> Your goal: The reply should be a single number: the count of lines below that contain the word "JSON".
_____
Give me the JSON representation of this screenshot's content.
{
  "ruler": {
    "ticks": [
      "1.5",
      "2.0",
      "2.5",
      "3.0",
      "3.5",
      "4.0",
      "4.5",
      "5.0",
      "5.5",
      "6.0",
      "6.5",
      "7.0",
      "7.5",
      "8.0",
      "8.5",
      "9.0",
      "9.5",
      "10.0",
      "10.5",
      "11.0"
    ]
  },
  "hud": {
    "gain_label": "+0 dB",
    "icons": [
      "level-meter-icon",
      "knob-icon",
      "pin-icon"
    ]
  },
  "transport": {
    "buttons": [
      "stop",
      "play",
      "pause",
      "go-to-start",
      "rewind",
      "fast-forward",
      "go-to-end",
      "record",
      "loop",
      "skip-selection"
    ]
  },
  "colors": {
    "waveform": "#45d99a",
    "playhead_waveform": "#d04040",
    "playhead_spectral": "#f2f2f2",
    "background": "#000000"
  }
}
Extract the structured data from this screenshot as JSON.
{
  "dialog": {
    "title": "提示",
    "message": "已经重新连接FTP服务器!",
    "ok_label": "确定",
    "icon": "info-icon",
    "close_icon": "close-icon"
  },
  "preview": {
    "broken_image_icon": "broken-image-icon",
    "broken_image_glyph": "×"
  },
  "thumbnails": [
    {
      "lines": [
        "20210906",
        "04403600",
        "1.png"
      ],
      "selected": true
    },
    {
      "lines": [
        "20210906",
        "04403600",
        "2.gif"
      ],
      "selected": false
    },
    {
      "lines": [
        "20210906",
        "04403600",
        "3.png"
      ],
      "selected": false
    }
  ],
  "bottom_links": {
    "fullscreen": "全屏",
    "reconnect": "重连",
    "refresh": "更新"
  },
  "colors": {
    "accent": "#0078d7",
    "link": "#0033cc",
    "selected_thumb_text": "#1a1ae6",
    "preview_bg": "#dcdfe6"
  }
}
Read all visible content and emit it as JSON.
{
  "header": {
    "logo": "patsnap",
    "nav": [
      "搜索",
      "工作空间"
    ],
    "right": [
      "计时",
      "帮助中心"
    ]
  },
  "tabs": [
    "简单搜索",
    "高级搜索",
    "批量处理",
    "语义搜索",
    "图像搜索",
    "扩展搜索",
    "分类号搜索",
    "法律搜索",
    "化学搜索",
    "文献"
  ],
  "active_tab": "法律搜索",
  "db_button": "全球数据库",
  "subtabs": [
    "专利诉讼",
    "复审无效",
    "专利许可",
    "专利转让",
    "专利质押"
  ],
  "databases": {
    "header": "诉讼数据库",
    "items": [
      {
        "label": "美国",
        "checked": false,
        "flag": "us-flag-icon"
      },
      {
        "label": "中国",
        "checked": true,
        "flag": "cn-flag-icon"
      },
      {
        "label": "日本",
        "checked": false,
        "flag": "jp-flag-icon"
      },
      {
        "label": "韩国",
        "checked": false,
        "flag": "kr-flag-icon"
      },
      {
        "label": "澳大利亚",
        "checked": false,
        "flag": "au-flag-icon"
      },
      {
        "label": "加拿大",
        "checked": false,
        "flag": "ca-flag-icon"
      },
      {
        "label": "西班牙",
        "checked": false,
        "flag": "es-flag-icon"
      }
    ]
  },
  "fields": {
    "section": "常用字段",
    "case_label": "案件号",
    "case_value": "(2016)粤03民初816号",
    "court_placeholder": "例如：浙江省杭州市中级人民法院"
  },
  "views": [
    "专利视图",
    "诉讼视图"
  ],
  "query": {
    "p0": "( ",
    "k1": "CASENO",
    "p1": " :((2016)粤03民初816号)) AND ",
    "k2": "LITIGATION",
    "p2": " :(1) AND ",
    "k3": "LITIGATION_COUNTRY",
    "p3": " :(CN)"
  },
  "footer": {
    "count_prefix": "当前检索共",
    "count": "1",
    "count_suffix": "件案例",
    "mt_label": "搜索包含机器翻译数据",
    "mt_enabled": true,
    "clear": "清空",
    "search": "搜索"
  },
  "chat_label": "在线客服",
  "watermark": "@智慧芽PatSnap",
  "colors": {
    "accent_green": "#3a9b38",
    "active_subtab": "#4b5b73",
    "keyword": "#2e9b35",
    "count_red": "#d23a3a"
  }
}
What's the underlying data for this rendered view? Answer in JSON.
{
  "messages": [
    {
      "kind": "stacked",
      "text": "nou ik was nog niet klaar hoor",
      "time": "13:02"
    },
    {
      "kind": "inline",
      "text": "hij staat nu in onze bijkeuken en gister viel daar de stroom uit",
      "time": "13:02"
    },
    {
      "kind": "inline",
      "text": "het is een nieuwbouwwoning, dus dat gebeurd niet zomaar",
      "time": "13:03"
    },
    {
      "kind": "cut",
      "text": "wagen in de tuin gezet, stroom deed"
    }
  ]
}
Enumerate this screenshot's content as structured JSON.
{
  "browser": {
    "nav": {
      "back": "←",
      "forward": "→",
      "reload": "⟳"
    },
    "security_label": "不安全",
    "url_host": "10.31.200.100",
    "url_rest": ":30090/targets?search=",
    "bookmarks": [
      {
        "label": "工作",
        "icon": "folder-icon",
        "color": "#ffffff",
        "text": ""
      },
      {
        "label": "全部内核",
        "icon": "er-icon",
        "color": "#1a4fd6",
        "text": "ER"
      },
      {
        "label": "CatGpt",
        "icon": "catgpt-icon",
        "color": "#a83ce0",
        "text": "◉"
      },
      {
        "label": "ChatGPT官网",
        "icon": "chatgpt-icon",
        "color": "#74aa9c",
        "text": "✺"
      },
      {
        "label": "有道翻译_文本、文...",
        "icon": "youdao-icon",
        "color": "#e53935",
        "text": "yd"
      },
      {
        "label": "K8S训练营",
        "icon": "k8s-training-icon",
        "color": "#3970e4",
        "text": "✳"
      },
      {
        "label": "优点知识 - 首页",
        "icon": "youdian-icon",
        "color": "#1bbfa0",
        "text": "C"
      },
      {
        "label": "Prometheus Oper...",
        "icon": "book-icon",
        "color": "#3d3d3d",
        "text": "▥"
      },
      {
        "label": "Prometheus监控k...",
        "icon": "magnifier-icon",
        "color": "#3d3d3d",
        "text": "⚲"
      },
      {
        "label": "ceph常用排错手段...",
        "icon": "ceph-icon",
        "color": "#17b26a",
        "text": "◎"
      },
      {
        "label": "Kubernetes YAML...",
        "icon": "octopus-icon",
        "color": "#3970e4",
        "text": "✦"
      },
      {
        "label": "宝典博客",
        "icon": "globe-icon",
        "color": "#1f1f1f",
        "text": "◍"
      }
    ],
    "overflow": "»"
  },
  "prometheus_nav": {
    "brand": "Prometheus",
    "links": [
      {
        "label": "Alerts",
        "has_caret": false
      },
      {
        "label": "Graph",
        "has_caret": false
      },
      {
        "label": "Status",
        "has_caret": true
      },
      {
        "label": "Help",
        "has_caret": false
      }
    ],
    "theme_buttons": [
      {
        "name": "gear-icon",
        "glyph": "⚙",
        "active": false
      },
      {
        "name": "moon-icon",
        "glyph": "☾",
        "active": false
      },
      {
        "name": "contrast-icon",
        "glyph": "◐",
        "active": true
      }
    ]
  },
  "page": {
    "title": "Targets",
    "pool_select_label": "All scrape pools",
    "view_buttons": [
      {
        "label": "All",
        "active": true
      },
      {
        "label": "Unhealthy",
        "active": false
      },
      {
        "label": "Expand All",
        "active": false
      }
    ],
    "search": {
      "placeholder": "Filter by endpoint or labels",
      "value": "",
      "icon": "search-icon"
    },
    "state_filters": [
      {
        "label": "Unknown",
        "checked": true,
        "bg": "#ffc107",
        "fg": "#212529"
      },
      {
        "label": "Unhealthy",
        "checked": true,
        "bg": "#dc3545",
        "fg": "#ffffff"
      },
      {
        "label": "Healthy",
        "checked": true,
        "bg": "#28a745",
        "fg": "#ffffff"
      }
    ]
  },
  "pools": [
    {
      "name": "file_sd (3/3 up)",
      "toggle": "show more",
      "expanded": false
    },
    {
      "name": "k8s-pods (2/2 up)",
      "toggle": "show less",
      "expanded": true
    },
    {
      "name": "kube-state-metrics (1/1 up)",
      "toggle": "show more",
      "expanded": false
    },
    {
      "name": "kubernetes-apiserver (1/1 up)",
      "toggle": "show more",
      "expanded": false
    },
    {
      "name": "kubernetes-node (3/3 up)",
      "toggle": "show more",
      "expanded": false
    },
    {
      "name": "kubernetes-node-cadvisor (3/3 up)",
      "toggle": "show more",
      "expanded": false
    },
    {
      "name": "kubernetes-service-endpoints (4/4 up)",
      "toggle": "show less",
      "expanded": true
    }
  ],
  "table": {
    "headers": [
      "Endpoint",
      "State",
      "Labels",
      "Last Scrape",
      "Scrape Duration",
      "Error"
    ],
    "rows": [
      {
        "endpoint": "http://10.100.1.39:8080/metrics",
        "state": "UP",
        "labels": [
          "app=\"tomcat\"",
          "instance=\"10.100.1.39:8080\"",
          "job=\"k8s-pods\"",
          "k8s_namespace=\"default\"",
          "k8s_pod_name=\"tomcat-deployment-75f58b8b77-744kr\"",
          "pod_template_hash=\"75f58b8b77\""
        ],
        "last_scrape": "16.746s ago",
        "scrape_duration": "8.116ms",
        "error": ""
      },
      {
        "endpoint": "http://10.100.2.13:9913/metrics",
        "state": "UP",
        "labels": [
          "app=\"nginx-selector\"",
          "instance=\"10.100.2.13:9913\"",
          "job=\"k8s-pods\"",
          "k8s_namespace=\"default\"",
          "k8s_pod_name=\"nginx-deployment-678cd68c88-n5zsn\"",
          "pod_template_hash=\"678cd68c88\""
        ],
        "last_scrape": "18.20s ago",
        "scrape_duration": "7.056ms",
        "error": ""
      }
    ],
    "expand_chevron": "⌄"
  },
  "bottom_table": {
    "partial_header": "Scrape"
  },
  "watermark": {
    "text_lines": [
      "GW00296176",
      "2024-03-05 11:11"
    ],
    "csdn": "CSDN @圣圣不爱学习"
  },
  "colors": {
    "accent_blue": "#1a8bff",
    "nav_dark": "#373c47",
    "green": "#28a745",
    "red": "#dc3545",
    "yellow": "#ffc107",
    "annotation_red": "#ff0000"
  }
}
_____
> Your solution: 5